Mnemonic devices can take various forms, such as acronyms, acrostics, or visualization techniques. They provide mental hooks that make it easier to retrieve complex information when needed.
While some concepts can be understood through passive reading or observation, others require a more hands-on approach. Subjects like mathematics, coding, or engineering involve problem-solving skills that demand active engagement.
Instead of passively consuming information, challenge yourself by applying theoretical knowledge to practical scenarios. For example, if you're studying programming concepts, work on coding exercises that require you to implement those concepts. By grappling with real-world applications, you reinforce your understanding and memory of complex ideas. Active engagement enhances comprehension by bridging the gap between theory and practice, making the concept more tangible and relatable.
Studying for extended periods might seem like a productive approach, but it can lead to diminishing returns. As your brain gets fatigued, its ability to process and retain information declines. To optimize learning and memory, it's crucial to incorporate breaks and periods of rest.
The Pomodoro Technique is a popular time-management method that can enhance your learning sessions. The technique involves working on a task for a focused period, typically 25 minutes followed by a short break of 5 minutes. After completing a few Pomodoros, take a more extended break of 15-30 minutes. During these breaks, engage in activities that relax your mind and body, such as deep breathing exercises, gentle stretching, or taking a brisk walk.

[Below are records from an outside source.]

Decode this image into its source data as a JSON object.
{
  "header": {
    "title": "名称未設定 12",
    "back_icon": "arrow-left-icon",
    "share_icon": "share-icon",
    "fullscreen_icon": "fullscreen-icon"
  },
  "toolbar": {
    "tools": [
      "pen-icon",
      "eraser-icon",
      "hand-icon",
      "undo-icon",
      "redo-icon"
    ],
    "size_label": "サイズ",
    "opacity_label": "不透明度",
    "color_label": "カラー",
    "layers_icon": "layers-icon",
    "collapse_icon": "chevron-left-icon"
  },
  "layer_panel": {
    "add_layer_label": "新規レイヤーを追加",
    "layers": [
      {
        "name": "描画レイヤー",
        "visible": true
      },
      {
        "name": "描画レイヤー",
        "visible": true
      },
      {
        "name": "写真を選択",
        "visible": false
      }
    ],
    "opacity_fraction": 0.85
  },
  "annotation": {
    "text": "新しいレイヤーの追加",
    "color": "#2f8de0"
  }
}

This practice helps prevent burnout, enhances memory retention, and improves your overall learning experience. Regular breaks allow your brain to process and consolidate information effectively, making your study sessions more efficient and fruitful.
As you embark on the journey of breaking down complex concepts, it's crucial to embrace patience and persistence. Complex ideas aren't conquered overnight—they require time, effort, and dedication.
When you encounter initial challenges or moments of confusion, don't be disheartened. Instead, view these moments as opportunities for growth. Allow yourself the time to gradually unravel the intricacies of the concept. Celebrate the small victories along the way—the "aha" moments when you understand a particularly puzzling component. Each step forward, no matter how small, brings you closer to mastering the concept.
In the grand tapestry of learning, breaking down and internalizing complex concepts emerges as a skill of paramount importance. Armed with techniques such as chunking for manageable absorption, visual aids to enhance clarity, and analogies to bridge the gap between familiarity and novelty, learners are poised to conquer intellectual challenges. The power of storytelling, the efficacy of the Feynman Technique, and the impact of active engagement through problem-solving further solidify the foundation of understanding. Repetition, mnemonic devices, and strategic breaks complement these strategies, cultivating efficient memory retention and preventing cognitive fatigue. Ultimately, with patience as a guiding virtue, this arsenal of methods empowers learners to navigate the intricate landscapes of knowledge, fostering not only comprehension but also a profound appreciation for unraveling the intricate threads of complexity.